§ DIRECTIONS
Work through the material below line by line and say how many lines include the word "blabla". Only the number, please.

**** THE RECORDS ****

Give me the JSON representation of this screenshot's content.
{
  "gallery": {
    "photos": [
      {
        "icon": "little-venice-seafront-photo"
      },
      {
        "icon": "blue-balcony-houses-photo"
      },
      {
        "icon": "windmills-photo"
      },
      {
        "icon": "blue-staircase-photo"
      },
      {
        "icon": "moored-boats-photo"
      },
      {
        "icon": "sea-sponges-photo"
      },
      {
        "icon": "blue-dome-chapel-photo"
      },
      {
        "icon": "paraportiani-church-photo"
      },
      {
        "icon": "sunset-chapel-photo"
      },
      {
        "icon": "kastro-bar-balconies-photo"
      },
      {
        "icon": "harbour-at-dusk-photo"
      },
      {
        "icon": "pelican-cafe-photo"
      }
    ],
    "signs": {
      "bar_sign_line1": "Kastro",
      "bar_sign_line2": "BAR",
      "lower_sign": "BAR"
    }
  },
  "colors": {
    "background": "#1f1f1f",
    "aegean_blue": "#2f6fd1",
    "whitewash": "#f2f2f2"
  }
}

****
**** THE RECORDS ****

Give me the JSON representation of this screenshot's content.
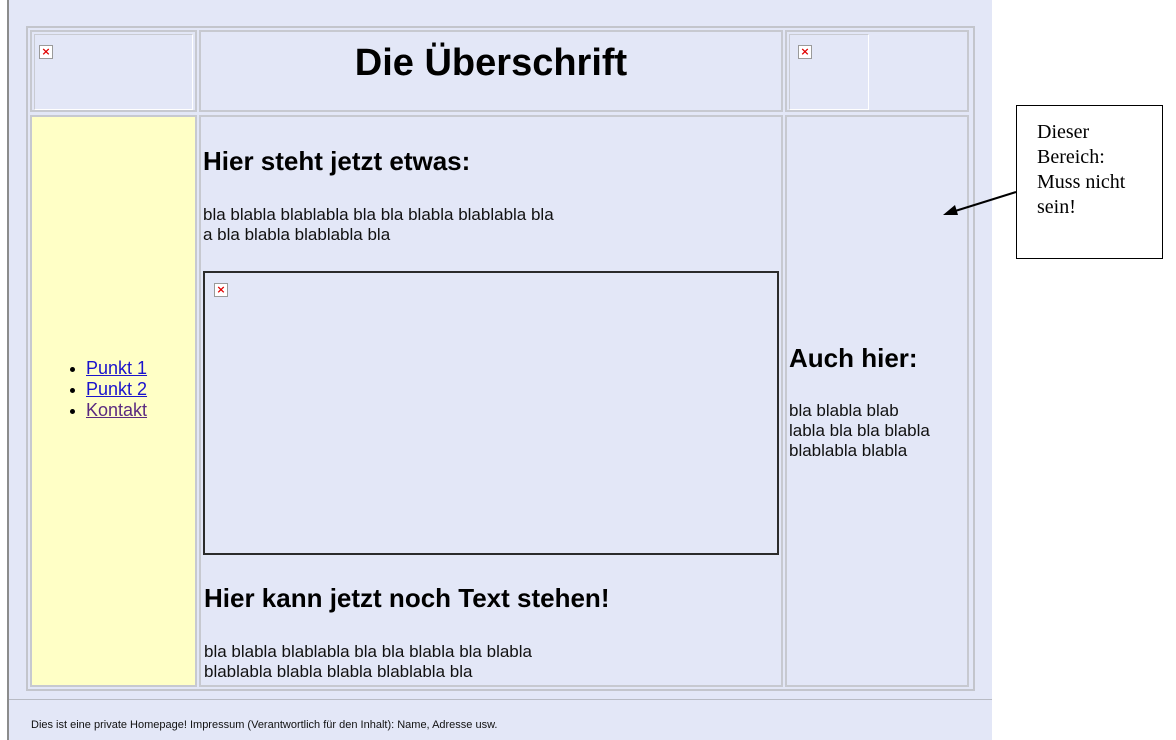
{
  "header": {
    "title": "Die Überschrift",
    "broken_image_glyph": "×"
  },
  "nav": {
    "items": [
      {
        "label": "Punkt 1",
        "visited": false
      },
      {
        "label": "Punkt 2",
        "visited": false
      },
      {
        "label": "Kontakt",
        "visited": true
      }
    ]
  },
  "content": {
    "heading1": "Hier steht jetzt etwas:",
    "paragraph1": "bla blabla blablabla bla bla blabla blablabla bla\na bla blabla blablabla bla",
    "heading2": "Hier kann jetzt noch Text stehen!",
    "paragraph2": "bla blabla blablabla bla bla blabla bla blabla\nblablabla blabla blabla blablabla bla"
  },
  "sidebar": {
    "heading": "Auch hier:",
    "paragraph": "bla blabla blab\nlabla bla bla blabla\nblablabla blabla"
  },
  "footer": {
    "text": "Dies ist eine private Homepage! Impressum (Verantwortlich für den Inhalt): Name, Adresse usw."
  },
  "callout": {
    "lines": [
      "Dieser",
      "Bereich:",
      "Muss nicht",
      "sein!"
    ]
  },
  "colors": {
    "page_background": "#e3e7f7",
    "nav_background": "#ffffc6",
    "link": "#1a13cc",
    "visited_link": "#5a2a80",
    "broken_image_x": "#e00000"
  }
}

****

§ WRITTEN REPLY
3